The EU has backtracked on plans to share doses with low- and middle-income countries until it has "a better production situation in the EU.” MSF has, since the beginning of the pandemic, insisted on a global response based on global solidarity, in line with commitments by EU leaders at the start of this pandemic.
The risk that new variants of the coronavirus may undermine the effectiveness of existing vaccines adds urgency to the need to diversify production and rapidly increase global vaccine supply and vaccination coverage.
EU should require corporations to openly share know-how
“The EU’s strategy for European and global access to COVID-19 vaccines has so far focused on increasing European production of vaccines, while ignoring the significant potential to increase manufacturing capacity outside the EU,” said Dimitri Eynikel, EU Policy Advisor for MSF’s Access Campaign.
“The more vaccines that are globally available, the faster this pandemic may end, which is also in the EU’s interest. Today, where we have vaccine supply that doesn’t meet global demands, we need to ensure that frontline healthcare workers and high-risk groups across the globe are urgently prioritised for vaccination.”
The world is stuck in a zero-sum approach to vaccine access, but it doesn’t have to be this way.
The EU should require corporations to openly share the technology and know-how of all vaccine technologies, including mRNA vaccines.
Significantly simpler to produce than traditional vaccines, mRNA vaccines can also be manufactured at relatively low cost and are easier to adapt to new viral variants.
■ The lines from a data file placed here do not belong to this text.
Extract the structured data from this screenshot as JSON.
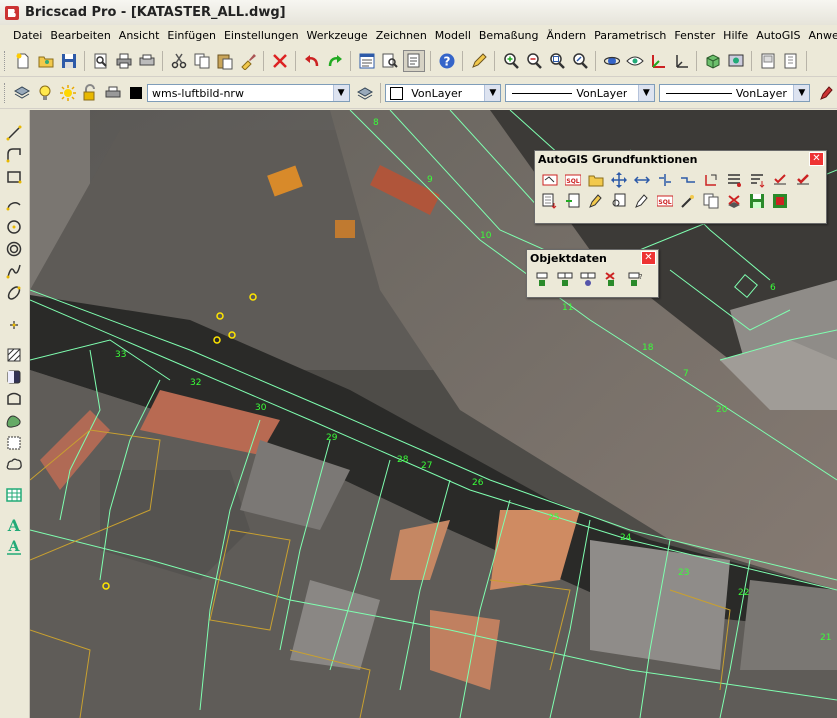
{
  "window": {
    "title": "Bricscad Pro - [KATASTER_ALL.dwg]"
  },
  "menu": [
    "Datei",
    "Bearbeiten",
    "Ansicht",
    "Einfügen",
    "Einstellungen",
    "Werkzeuge",
    "Zeichnen",
    "Modell",
    "Bemaßung",
    "Ändern",
    "Parametrisch",
    "Fenster",
    "Hilfe",
    "AutoGIS",
    "Anwendung"
  ],
  "layer_toolbar": {
    "layer_value": "wms-luftbild-nrw",
    "color_value": "VonLayer",
    "linetype_value": "VonLayer",
    "lineweight_value": "VonLayer"
  },
  "panels": {
    "grundfunktionen": {
      "title": "AutoGIS Grundfunktionen"
    },
    "objektdaten": {
      "title": "Objektdaten"
    }
  },
  "map_labels": [
    "33",
    "32",
    "30",
    "29",
    "28",
    "27",
    "26",
    "25",
    "24",
    "23",
    "22",
    "21",
    "20",
    "18",
    "11",
    "10",
    "9",
    "8",
    "7",
    "6"
  ],
  "colors": {
    "parcel_line": "#7fffb0",
    "building_line": "#c8a030",
    "label": "#39ff39"
  }
}
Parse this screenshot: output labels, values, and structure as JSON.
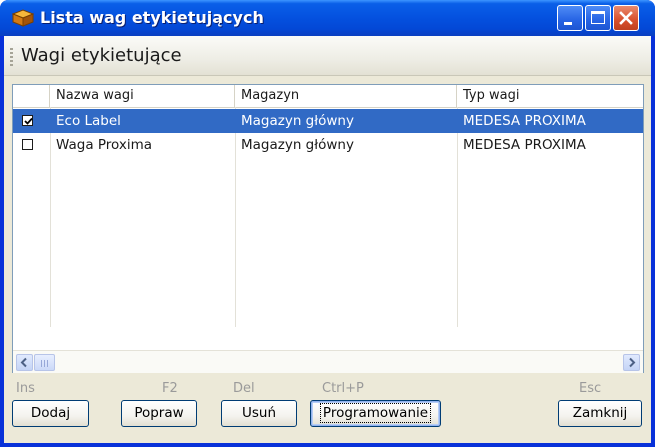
{
  "window": {
    "title": "Lista wag etykietujących",
    "app_icon": "box-icon",
    "controls": [
      "minimize-icon",
      "maximize-icon",
      "close-icon"
    ],
    "colors": {
      "titlebar": "#0552e0",
      "selection": "#316ac5",
      "close": "#d84f2c"
    }
  },
  "toolbar": {
    "title": "Wagi etykietujące"
  },
  "grid": {
    "columns": [
      "Nazwa wagi",
      "Magazyn",
      "Typ wagi"
    ],
    "rows": [
      {
        "checked": true,
        "selected": true,
        "name": "Eco Label",
        "warehouse": "Magazyn główny",
        "type": "MEDESA PROXIMA"
      },
      {
        "checked": false,
        "selected": false,
        "name": "Waga Proxima",
        "warehouse": "Magazyn główny",
        "type": "MEDESA PROXIMA"
      }
    ]
  },
  "actions": {
    "add": {
      "shortcut": "Ins",
      "label": "Dodaj"
    },
    "edit": {
      "shortcut": "F2",
      "label": "Popraw"
    },
    "delete": {
      "shortcut": "Del",
      "label": "Usuń"
    },
    "program": {
      "shortcut": "Ctrl+P",
      "label": "Programowanie"
    },
    "close": {
      "shortcut": "Esc",
      "label": "Zamknij"
    }
  }
}
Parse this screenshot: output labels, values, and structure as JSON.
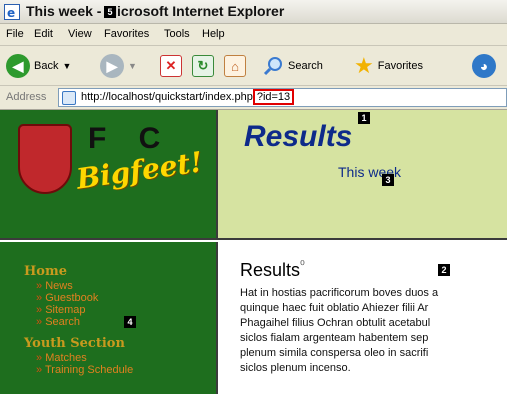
{
  "window": {
    "title": "This week - Microsoft Internet Explorer"
  },
  "menu": [
    "File",
    "Edit",
    "View",
    "Favorites",
    "Tools",
    "Help"
  ],
  "toolbar": {
    "back": "Back",
    "search": "Search",
    "favorites": "Favorites"
  },
  "address": {
    "label": "Address",
    "url_base": "http://localhost/quickstart/index.php",
    "url_query": "?id=13"
  },
  "page": {
    "logo": {
      "fc": "F C",
      "name": "Bigfeet!"
    },
    "header": {
      "title": "Results",
      "subtitle": "This week"
    },
    "nav": [
      {
        "heading": "Home",
        "items": [
          "News",
          "Guestbook",
          "Sitemap",
          "Search"
        ]
      },
      {
        "heading": "Youth Section",
        "items": [
          "Matches",
          "Training Schedule"
        ]
      }
    ],
    "content": {
      "title": "Results",
      "paragraph": [
        "Hat in hostias pacrificorum boves duos a",
        "quinque haec fuit oblatio Ahiezer filii Ar",
        "Phagaihel filius Ochran obtulit acetabul",
        "siclos fialam argenteam habentem sep",
        "plenum simila conspersa oleo in sacrifi",
        "siclos plenum incenso."
      ]
    }
  },
  "markers": [
    "1",
    "2",
    "3",
    "4",
    "5"
  ]
}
Thermostable versions are also currently being developed.
If technology and know-how are shared globally, even manufacturers without prior expertise in vaccine production could be able to produce them in six months, as was done by BioNTech and a manufacturing site acquired from Novartis in Marburg, Germany.
Stop blocking the IP waiver proposal at the WTO
In addition, the EU should stop blocking the IP waiver proposal at the WTO.
“It’s time for EU leaders to recognise that when it comes to emerging from this pandemic, the only solution is a global solution. EU leaders have now twice considered waiving intellectual property rights to help address the supply challenges in the EU but continue to deny the option for other countries by blocking the monopoly waiver proposal at the WTO,” said Yuanqiong Hu, Senior Legal and Policy Advisor, MSF Access Campaign.
“The EU must take action now and be part of the solution to boost the global supply of COVID-19 vaccines by not blocking the monopoly waiver at the WTO, removing all intellectual property barriers, and urgently mandating companies to share COVID-19 vaccine technology and know-how with manufacturers in low- and middle-income countries.”
The waiver offers an important legal option to open up opportunities for governments and companies to collaborate and share technology, production and supply capacity without solely relying on companies’ voluntary actions, which could ultimately help boost global supplies.
Today’s global supply constraints have been created by a system that has allowed pharmaceutical corporations to have control over the world’s production, supply and distribution of COVID-19 vaccines.
Additional steps are needed to ensure there is sufficient and sustainable supply to meet the global demands by leveraging the full capacity to produce and supply, especially in low- and middle- income countries.